promis

A small embeddable Promise polyfill

This is a tiny (0.8KB gzipped, 1.9KB minified) Promise implementation meant for embedding in other projects and use as a standalone polyfill. It supports the full Promise API specification and passes the official Promises/A+ test suite.

The constructor is called with a single function argument.

var promise = new Promise(function (resolvereject) {
  resolve('hello');
});

Instances of a Promise have two methods available: then and catch. The then method is used to add callbacks for when the promise is resolved or rejected.

promise.then(function (x) {
  console.log('value is', x);
}, function (r) {
  console.log('reason is', r);
});

The catch method is used the catch rejected promises in a more convenient way.

promise.catch(function (r) {
  console.log('reason is', r);
});

Both methods return a new Promise that can be used for chaining.

The Promise class also has four class methods: resolve, reject, race and all. The resolve and reject methods are a convenient way of creating already settled promises:

var resolved = Promise.resolve('hello');
var rejected = Promise.reject('bye');

The race method can be used to "race" two or more promises against each other. The returned promises is settled with the result of the first promise that settles.

// first will be resolved with 'hello' 
var first = Promise.race([new Promise(function (resolve) {
  setTimeout(function () {
    resolve('world');
  }, 1000);
}), Promise.resolve('hello')]);

The all method waits for all promises given to it to resolve and then resolves the promise with the result of all of them.

// all is settles with ['hello', 'world'] 
var all = Promise.all([Promise.resolve('hello'), Promise.resolve('world')]);

You can find more information about Promises and the API in the official Promise specification and on MDN.

Use the grunt test task to run all the tests. You can optionally pass the --compiled flag to test the compiled and minified JavaScript file.

This implementation uses Closure Compiler's advanced optimization mode to make the resulting file size as small as possible. If you want to embed this library into your project you can also benefit from Closure Compiler's dead code elimination to remove methods that you are not using. If you want to use Promis this way, you'll need to copy src/promise.js into your project and goog.require the implementation. Unlike the standalone file, the src/promise.js file by itself does not export anything to the global namespace. Instead you should require the lang.Promise namespace to instantiate a Promise.

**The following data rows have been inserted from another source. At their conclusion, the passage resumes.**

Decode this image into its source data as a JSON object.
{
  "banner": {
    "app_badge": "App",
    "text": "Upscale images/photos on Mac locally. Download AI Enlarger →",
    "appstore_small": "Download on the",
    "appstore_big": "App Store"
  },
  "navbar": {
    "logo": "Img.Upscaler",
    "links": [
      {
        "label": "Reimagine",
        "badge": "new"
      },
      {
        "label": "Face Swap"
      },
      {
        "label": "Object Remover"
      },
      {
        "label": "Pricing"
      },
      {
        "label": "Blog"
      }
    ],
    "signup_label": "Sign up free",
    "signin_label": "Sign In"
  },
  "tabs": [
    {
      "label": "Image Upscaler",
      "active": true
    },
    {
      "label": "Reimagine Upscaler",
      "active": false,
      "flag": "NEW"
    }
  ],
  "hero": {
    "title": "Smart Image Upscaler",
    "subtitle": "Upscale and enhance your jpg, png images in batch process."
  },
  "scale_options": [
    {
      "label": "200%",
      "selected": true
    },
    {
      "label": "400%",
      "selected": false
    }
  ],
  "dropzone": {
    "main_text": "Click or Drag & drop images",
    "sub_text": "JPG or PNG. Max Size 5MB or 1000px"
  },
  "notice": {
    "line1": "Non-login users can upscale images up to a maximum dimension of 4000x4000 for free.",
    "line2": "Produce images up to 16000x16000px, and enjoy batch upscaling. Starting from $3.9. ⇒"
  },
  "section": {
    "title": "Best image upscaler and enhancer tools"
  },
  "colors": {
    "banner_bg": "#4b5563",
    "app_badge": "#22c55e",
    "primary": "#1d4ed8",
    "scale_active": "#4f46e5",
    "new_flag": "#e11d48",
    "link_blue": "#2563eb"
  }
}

goog.require('lang.Promise');
 
...
 
var promise = new lang.Promise(function (resolvereject) {
  resolve('hello');
});

Licensed under the BSD license. Copyright 2014 - Bram Stein. All rights reserved.